Assignment:
Where a line holds the word "refresh", copy it from the records.

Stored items
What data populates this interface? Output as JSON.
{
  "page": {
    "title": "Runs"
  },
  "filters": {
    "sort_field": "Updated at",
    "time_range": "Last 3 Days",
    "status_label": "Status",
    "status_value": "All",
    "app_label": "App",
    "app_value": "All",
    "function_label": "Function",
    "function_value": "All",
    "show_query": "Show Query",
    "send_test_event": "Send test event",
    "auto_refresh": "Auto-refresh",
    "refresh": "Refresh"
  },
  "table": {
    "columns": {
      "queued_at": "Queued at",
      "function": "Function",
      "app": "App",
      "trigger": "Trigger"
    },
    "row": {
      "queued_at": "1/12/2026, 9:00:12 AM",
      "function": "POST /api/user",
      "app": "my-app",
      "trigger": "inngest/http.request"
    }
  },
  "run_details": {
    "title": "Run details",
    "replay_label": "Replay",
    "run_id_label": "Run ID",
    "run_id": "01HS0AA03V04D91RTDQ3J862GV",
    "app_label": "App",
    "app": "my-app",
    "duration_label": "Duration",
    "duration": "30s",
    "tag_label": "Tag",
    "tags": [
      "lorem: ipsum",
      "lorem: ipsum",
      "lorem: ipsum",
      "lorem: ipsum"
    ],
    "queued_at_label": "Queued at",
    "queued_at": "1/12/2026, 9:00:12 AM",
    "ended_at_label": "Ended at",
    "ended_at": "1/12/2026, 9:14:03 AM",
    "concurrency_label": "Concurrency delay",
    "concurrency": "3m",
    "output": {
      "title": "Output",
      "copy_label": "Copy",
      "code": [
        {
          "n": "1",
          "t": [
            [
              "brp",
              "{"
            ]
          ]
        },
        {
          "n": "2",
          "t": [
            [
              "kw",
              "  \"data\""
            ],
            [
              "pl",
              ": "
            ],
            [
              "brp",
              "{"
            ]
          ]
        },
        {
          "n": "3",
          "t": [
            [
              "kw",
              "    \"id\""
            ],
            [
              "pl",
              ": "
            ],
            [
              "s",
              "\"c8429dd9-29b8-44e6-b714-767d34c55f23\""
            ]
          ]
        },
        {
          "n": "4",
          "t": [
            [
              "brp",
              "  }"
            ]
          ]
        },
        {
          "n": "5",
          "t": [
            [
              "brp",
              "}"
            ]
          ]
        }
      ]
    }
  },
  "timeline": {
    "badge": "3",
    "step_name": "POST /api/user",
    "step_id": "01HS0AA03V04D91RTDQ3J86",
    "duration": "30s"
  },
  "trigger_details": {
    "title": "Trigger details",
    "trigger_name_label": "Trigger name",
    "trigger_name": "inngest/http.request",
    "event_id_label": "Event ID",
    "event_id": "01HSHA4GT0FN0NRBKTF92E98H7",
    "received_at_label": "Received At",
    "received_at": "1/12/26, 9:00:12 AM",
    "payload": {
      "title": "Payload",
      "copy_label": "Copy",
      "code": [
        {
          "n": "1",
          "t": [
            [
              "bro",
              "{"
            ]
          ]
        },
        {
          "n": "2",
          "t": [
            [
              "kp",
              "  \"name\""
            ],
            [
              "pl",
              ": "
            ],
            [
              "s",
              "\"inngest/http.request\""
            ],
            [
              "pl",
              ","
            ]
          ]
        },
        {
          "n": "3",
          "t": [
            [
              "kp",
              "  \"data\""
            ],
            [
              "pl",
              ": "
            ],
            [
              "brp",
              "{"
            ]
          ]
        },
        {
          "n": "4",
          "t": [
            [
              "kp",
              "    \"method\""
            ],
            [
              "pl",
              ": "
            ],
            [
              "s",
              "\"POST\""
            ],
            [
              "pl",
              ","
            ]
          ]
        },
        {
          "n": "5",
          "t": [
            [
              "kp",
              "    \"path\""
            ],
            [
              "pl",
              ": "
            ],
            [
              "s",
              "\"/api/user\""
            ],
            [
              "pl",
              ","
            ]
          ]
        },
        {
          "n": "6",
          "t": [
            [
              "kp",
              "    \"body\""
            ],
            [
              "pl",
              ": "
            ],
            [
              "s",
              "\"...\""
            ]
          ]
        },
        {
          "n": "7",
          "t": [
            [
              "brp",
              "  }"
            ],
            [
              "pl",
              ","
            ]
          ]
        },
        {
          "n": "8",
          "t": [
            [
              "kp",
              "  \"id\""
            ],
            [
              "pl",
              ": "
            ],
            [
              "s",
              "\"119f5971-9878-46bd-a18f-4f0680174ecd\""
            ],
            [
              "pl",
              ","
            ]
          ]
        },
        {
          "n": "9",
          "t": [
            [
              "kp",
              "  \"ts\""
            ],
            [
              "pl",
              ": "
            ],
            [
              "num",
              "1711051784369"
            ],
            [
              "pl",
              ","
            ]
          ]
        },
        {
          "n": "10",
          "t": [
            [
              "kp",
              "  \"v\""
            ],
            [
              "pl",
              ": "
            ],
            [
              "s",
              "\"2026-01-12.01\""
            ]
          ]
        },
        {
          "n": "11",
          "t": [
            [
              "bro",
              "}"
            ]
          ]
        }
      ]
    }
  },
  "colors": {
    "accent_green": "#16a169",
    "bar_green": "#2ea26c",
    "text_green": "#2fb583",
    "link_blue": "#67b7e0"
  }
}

Answer area:
    "auto_refresh": "Auto-refresh",
    "refresh": "Refresh"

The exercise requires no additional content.